both in Australia and the United States. Kemp claimed that Johnson had been administered a series
of personality tests by consultants Chandler and Macleod, which found him 'unsuited' to a position
in the new bank. In the light of Kemp's letter to Johnson, doubt is certainly cast on any claim that
this personality test played much of a part in Johnson's dismissal or the appraisal of his performance
(it would be odd to check a manager's performance against a battery of tests), but subjection to
psychological testing is a standard way of dealing with 'troublemakers: as whistleblowers are
traditionally called in Australia. 31
Johnson's case fits the typical profile of whistleblowers in most respects. In general, publicity
can offer some protection because it increases the whistleblower's visibility. It also lends credibility
to the whistleblower's claims and puts a face to them. In Johnson's case, his mistake was to reveal

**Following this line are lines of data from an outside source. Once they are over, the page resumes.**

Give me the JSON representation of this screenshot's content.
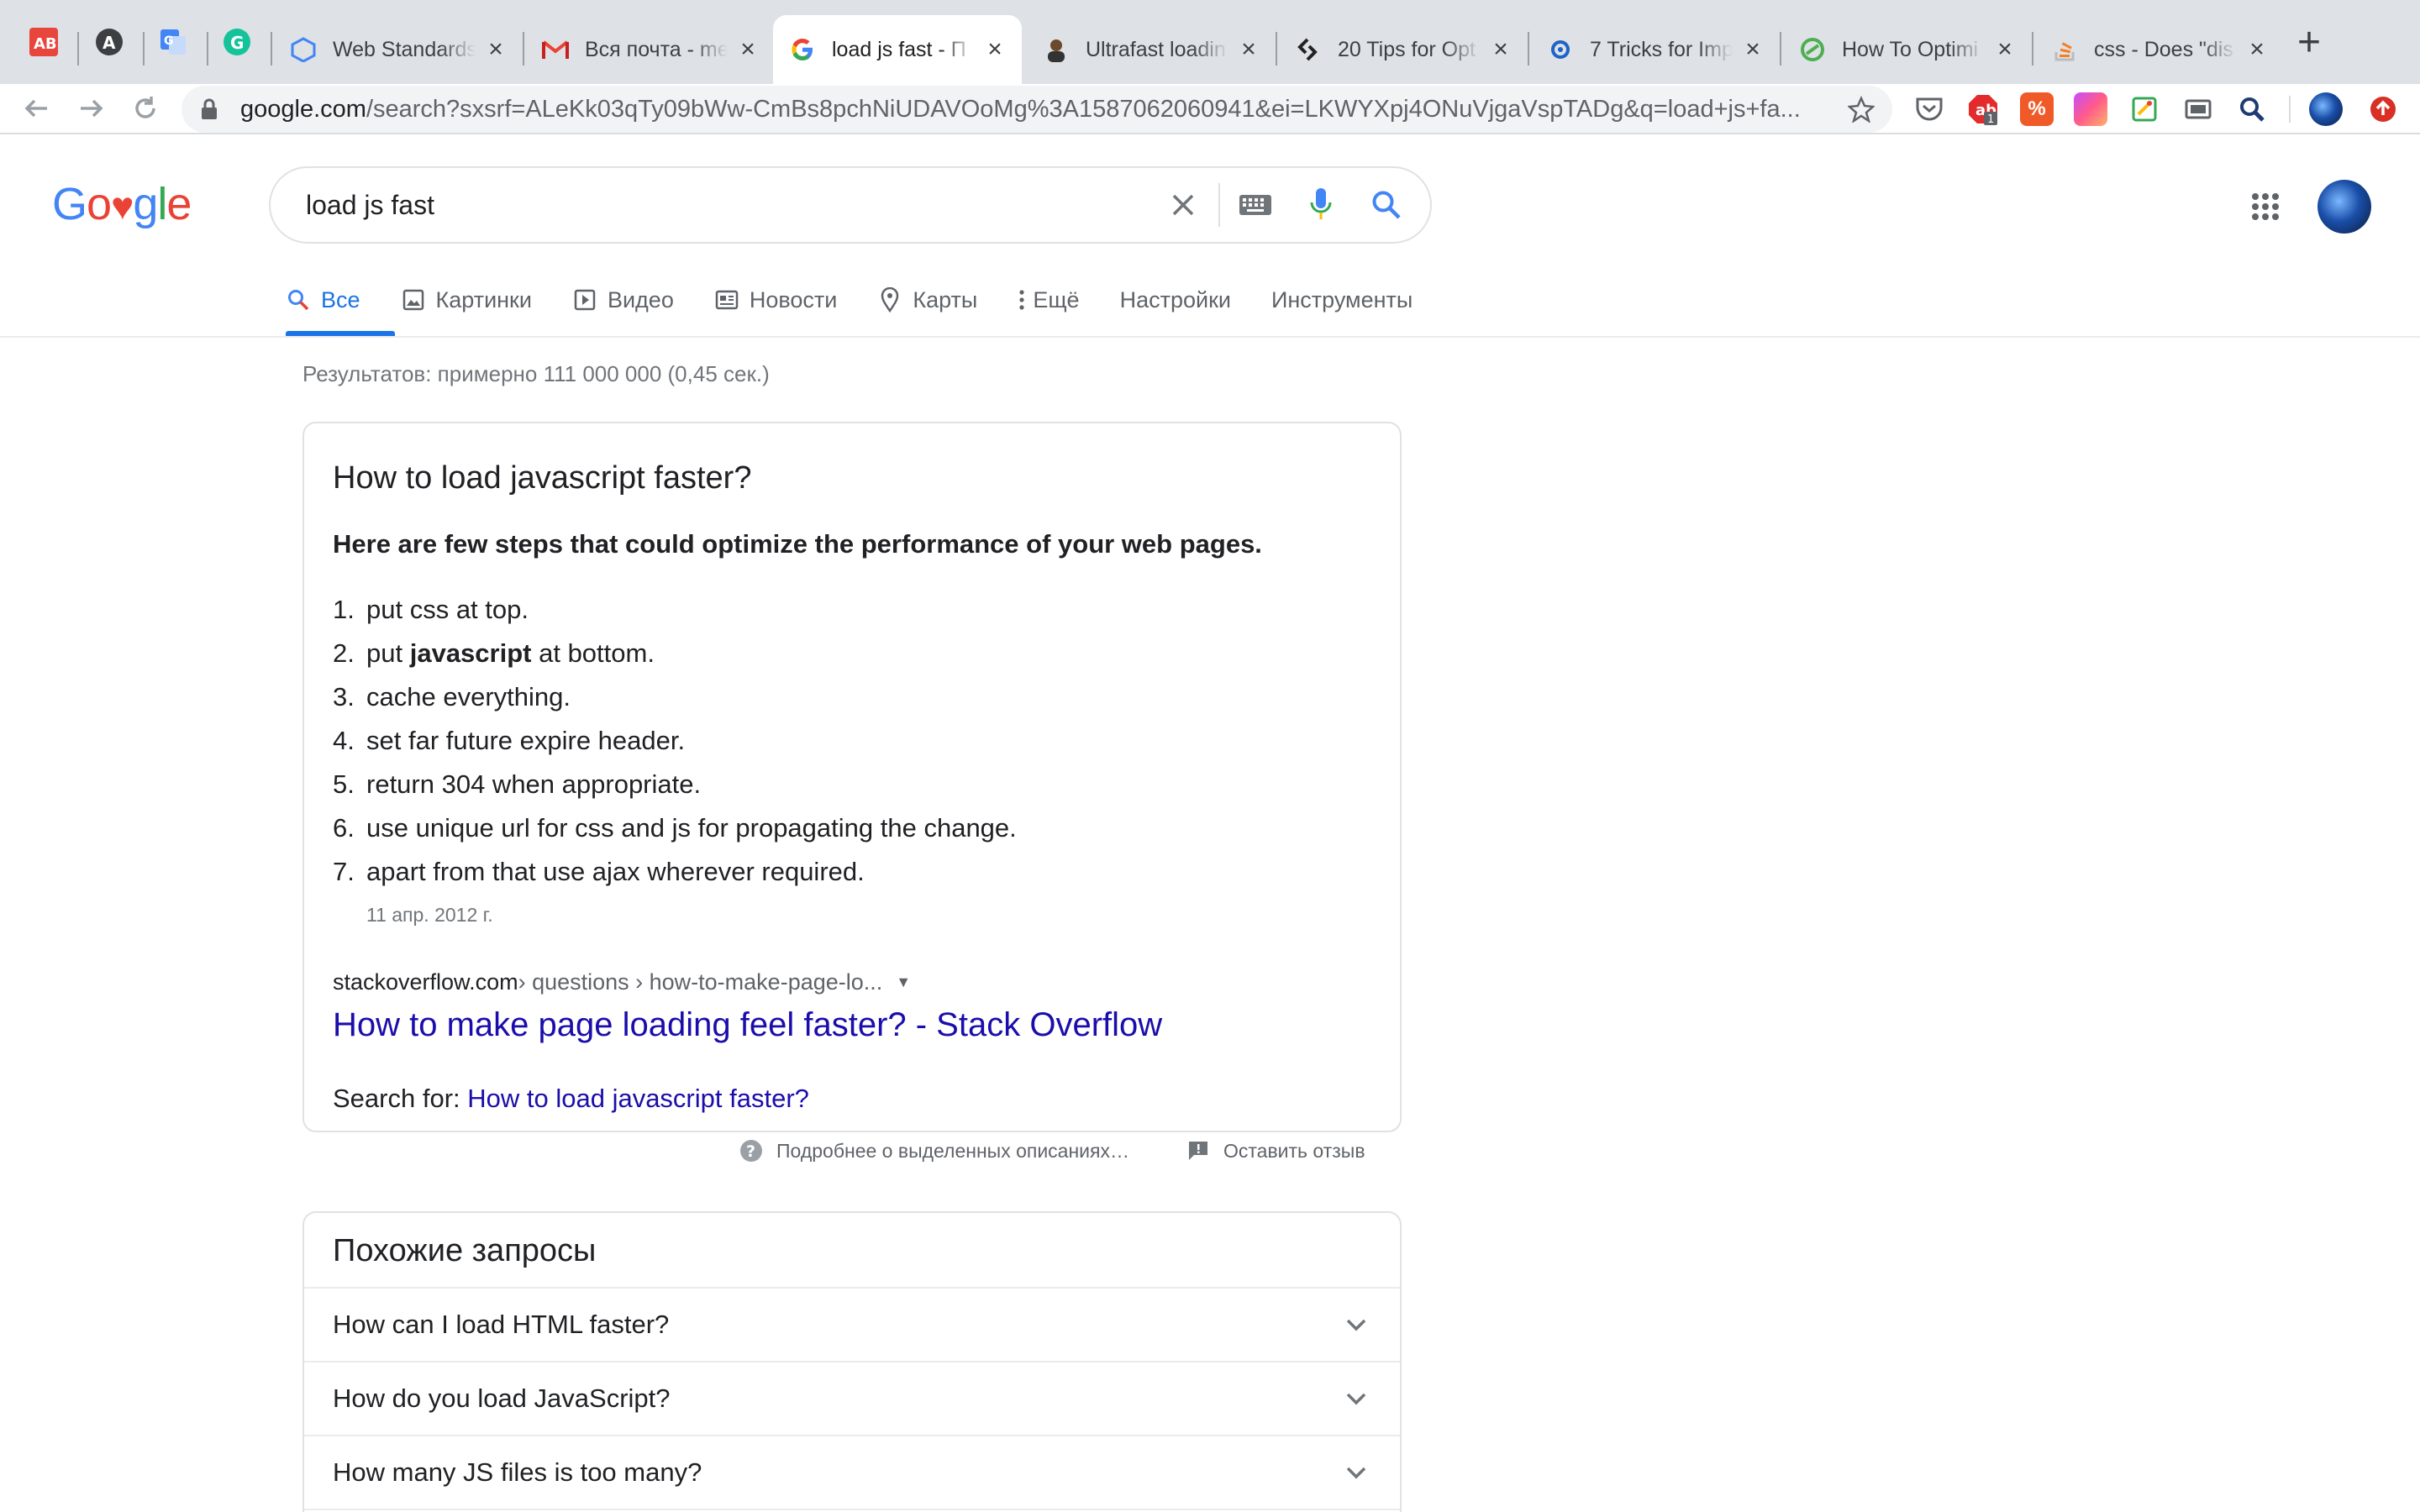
{
  "browser": {
    "tabs": [
      {
        "title": "Web Standards",
        "icon": "web-standards-icon"
      },
      {
        "title": "Вся почта - me",
        "icon": "gmail-icon"
      },
      {
        "title": "load js fast - П",
        "icon": "google-icon",
        "active": true
      },
      {
        "title": "Ultrafast loadin",
        "icon": "person-icon"
      },
      {
        "title": "20 Tips for Opt",
        "icon": "sitepoint-icon"
      },
      {
        "title": "7 Tricks for Imp",
        "icon": "gear-icon"
      },
      {
        "title": "How To Optimi",
        "icon": "green-circle-icon"
      },
      {
        "title": "css - Does \"dis",
        "icon": "stackoverflow-icon"
      }
    ],
    "url_host": "google.com",
    "url_rest": "/search?sxsrf=ALeKk03qTy09bWw-CmBs8pchNiUDAVOoMg%3A1587062060941&ei=LKWYXpj4ONuVjgaVspTADg&q=load+js+fa...",
    "extension_badge": "1"
  },
  "search": {
    "query": "load js fast"
  },
  "tabs": {
    "all": "Все",
    "images": "Картинки",
    "video": "Видео",
    "news": "Новости",
    "maps": "Карты",
    "more": "Ещё",
    "settings": "Настройки",
    "tools": "Инструменты"
  },
  "stats": "Результатов: примерно 111 000 000 (0,45 сек.)",
  "snippet": {
    "question": "How to load javascript faster?",
    "lead": "Here are few steps that could optimize the performance of your web pages.",
    "steps": [
      {
        "n": "1.",
        "before": "put css at top.",
        "bold": "",
        "after": ""
      },
      {
        "n": "2.",
        "before": "put ",
        "bold": "javascript",
        "after": " at bottom."
      },
      {
        "n": "3.",
        "before": "cache everything.",
        "bold": "",
        "after": ""
      },
      {
        "n": "4.",
        "before": "set far future expire header.",
        "bold": "",
        "after": ""
      },
      {
        "n": "5.",
        "before": "return 304 when appropriate.",
        "bold": "",
        "after": ""
      },
      {
        "n": "6.",
        "before": "use unique url for css and js for propagating the change.",
        "bold": "",
        "after": ""
      },
      {
        "n": "7.",
        "before": "apart from that use ajax wherever required.",
        "bold": "",
        "after": ""
      }
    ],
    "date": "11 апр. 2012 г.",
    "cite_domain": "stackoverflow.com",
    "cite_path": " › questions › how-to-make-page-lo...",
    "result_title": "How to make page loading feel faster? - Stack Overflow",
    "search_for_label": "Search for: ",
    "search_for_link": "How to load javascript faster?"
  },
  "feedback": {
    "about": "Подробнее о выделенных описаниях…",
    "send": "Оставить отзыв"
  },
  "related": {
    "title": "Похожие запросы",
    "items": [
      "How can I load HTML faster?",
      "How do you load JavaScript?",
      "How many JS files is too many?"
    ]
  },
  "colors": {
    "accent": "#1a73e8",
    "link": "#1a0dab",
    "logo_blue": "#4285f4",
    "logo_red": "#ea4335",
    "logo_yellow": "#fbbc05",
    "logo_green": "#34a853"
  }
}
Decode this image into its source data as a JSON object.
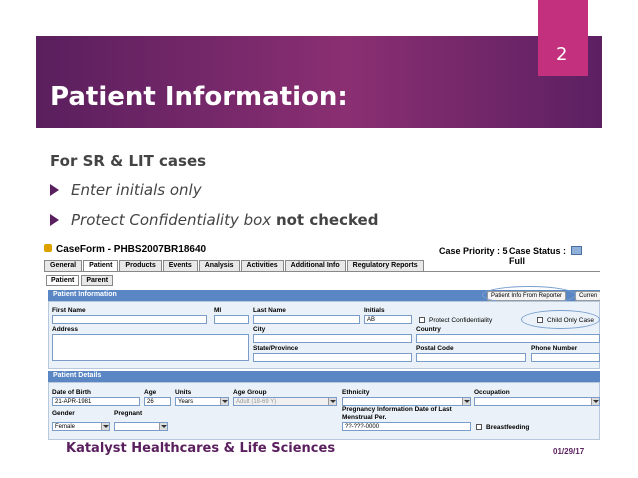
{
  "slide": {
    "number": "2",
    "title": "Patient Information:",
    "subheading": "For SR & LIT cases",
    "bullet1": "Enter initials only",
    "bullet2_prefix": "Protect Confidentiality box ",
    "bullet2_bold": "not checked",
    "footer_company": "Katalyst Healthcares & Life Sciences",
    "footer_date": "01/29/17"
  },
  "colors": {
    "banner": "#6e2868",
    "accent": "#c2307e",
    "section_header": "#5a86c4"
  },
  "app": {
    "window_title": "CaseForm - PHBS2007BR18640",
    "case_priority": "Case Priority : 5",
    "case_status_label": "Case Status :",
    "case_status_value": "Full",
    "tabs": [
      "General",
      "Patient",
      "Products",
      "Events",
      "Analysis",
      "Activities",
      "Additional Info",
      "Regulatory Reports"
    ],
    "active_tab": "Patient",
    "subtabs": [
      "Patient",
      "Parent"
    ],
    "patient_info": {
      "header": "Patient Information",
      "btn_patient_info_from_reporter": "Patient Info From Reporter",
      "btn_current": "Curren",
      "first_name_label": "First Name",
      "mi_label": "MI",
      "last_name_label": "Last Name",
      "initials_label": "Initials",
      "initials_value": "AB",
      "protect_conf_label": "Protect Confidentiality",
      "child_only_label": "Child Only Case",
      "address_label": "Address",
      "city_label": "City",
      "country_label": "Country",
      "state_label": "State/Province",
      "postal_label": "Postal Code",
      "phone_label": "Phone Number"
    },
    "patient_details": {
      "header": "Patient Details",
      "dob_label": "Date of Birth",
      "dob_value": "21-APR-1981",
      "age_label": "Age",
      "age_value": "26",
      "units_label": "Units",
      "units_value": "Years",
      "age_group_label": "Age Group",
      "age_group_value": "Adult (18-69 Y)",
      "ethnicity_label": "Ethnicity",
      "occupation_label": "Occupation",
      "gender_label": "Gender",
      "gender_value": "Female",
      "pregnant_label": "Pregnant",
      "preg_date_label": "Pregnancy Information Date of Last Menstrual Per.",
      "preg_date_value": "??-???-0000",
      "breastfeeding_label": "Breastfeeding"
    }
  }
}
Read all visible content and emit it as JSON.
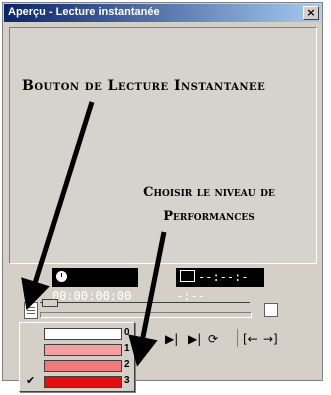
{
  "window": {
    "title": "Aperçu - Lecture instantanée",
    "close_label": "×"
  },
  "annotations": {
    "note1": "Bouton de Lecture Instantanee",
    "note2_line1": "Choisir le niveau de",
    "note2_line2": "Performances"
  },
  "timecodes": {
    "current": "00:00:00:00",
    "selection": "--:--:--:--"
  },
  "controls": {
    "play": "▶|",
    "next": "▶|",
    "loop": "⟳",
    "mark_in": "[←",
    "mark_out": "→]"
  },
  "performance_menu": {
    "items": [
      {
        "level": "0",
        "color": "#ffffff",
        "checked": false
      },
      {
        "level": "1",
        "color": "#f4a0a0",
        "checked": false
      },
      {
        "level": "2",
        "color": "#f07a7a",
        "checked": false
      },
      {
        "level": "3",
        "color": "#e01010",
        "checked": true
      }
    ],
    "check_glyph": "✔"
  }
}
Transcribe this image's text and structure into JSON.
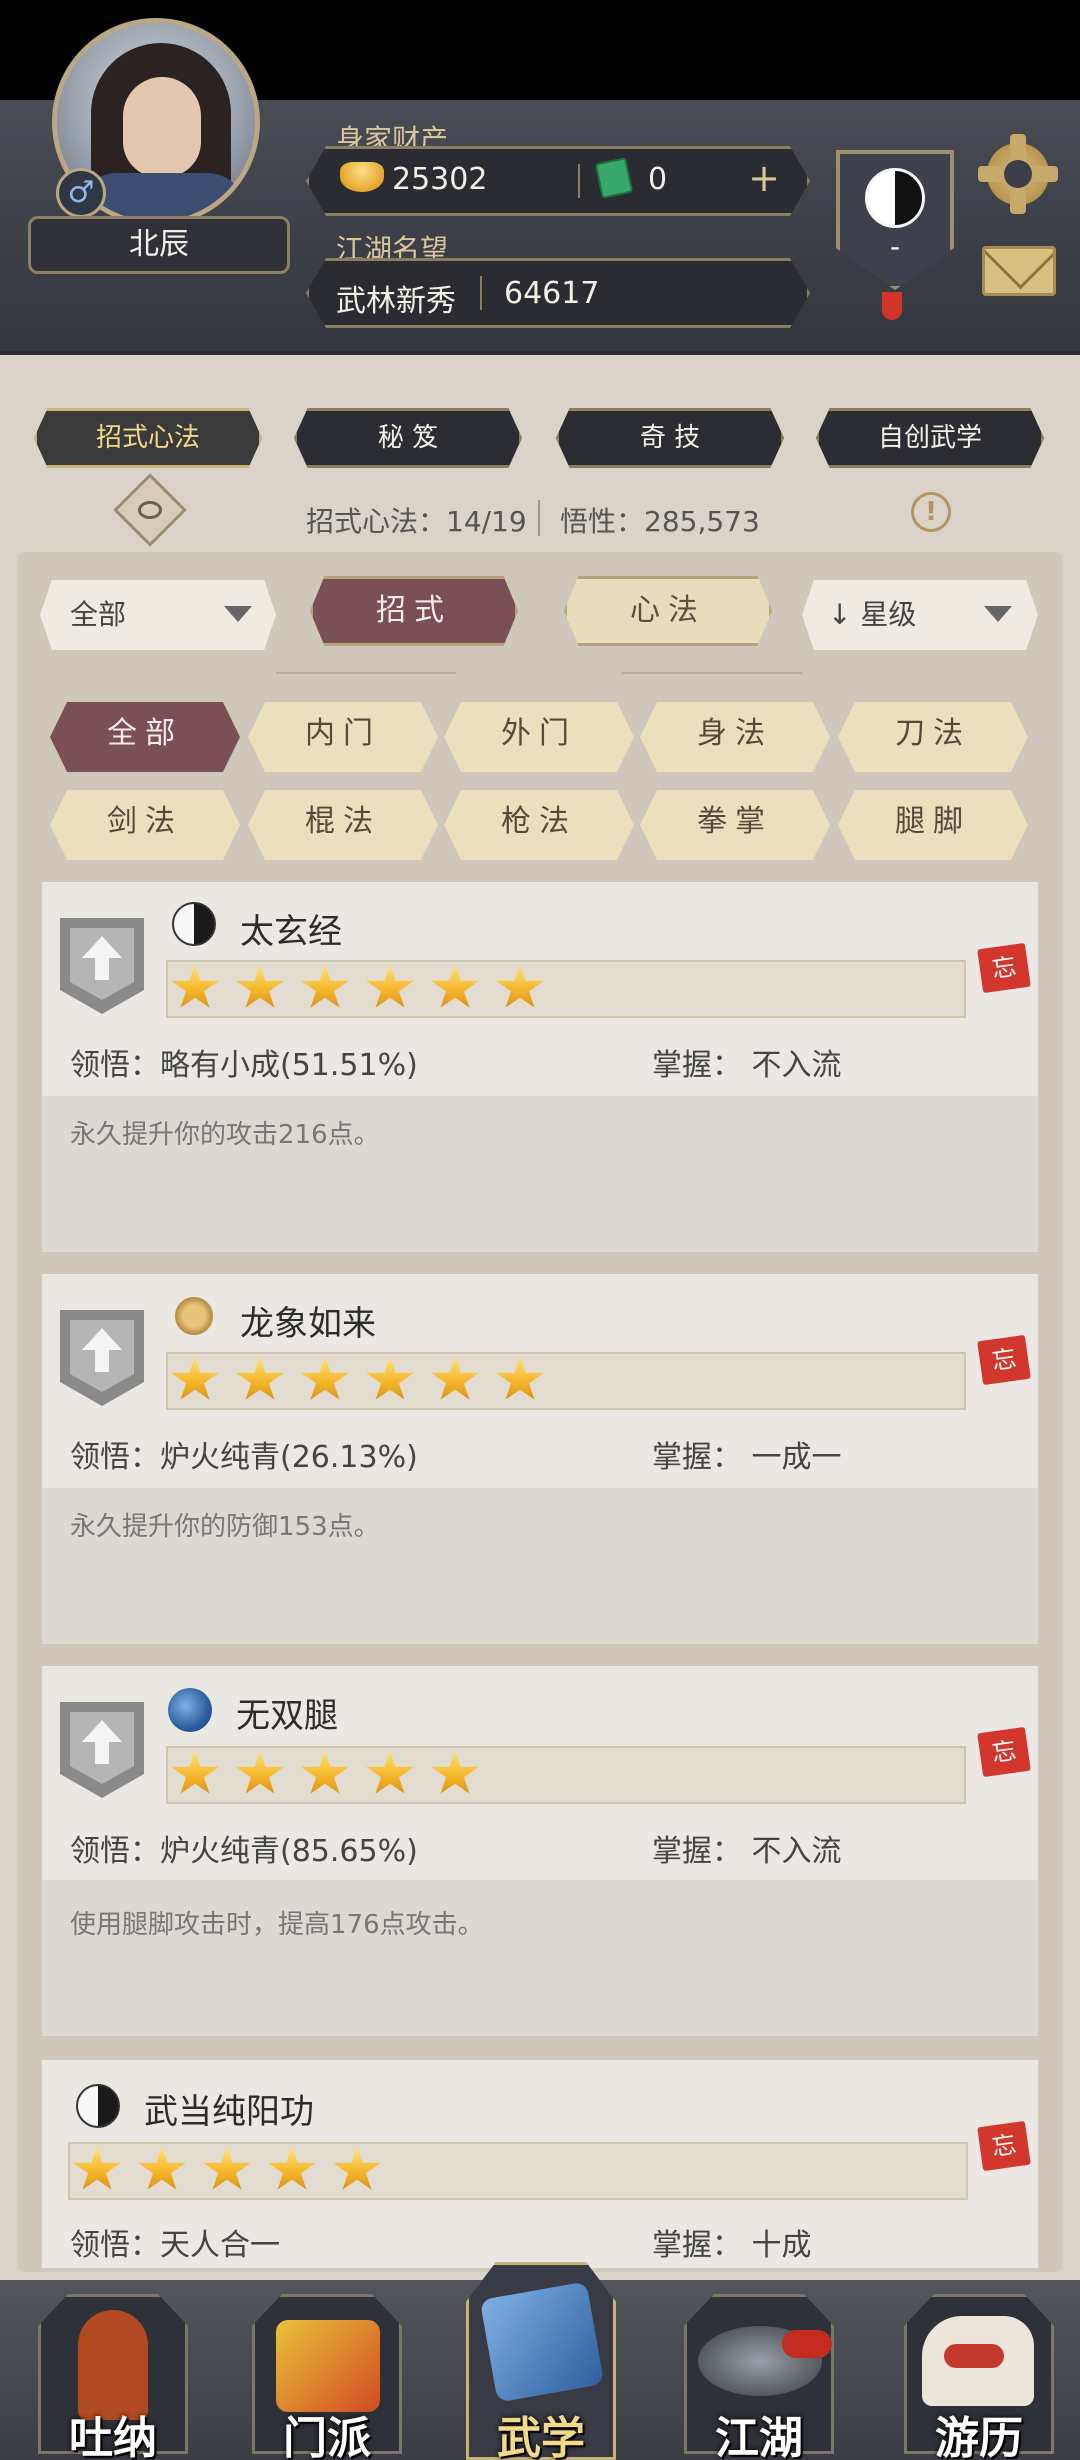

his action in the belief that it would make him more acceptable to the bank he saved. But this also
made him 'unsafe' in any future incidents of whistleblowing, such as his in-confidence fax to the
Reserve Bank.
'Aberrant behaviour' has long been used to explain away whistleblowing in Australia. In one
of the most famous historical cases of whistleblowing in New South Wales, Sergeant Philip Arantz
revealed in 1971 that the Police Department had for many years deliberately published false
crime clear-up statistics. When he took his findings to superior officers, he was rebuffed. He then
attempted to have the information disclosed in Parliament by feeding information to MPs, but this,